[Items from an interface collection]
[Start of section]

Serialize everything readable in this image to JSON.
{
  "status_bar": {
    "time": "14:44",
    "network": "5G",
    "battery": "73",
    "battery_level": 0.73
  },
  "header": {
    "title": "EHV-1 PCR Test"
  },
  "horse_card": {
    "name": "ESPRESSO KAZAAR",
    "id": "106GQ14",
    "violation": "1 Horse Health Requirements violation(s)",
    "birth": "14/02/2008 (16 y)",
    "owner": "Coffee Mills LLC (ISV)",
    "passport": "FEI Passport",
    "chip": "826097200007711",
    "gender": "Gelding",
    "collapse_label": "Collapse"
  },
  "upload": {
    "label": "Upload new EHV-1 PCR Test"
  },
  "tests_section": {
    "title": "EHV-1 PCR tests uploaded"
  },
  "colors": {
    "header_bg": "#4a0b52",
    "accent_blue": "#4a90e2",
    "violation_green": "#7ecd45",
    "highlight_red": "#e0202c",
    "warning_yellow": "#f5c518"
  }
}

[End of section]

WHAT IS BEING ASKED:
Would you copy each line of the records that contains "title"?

RESULT FOR THIS TASK:
    "title": "EHV-1 PCR Test"
    "title": "EHV-1 PCR tests uploaded"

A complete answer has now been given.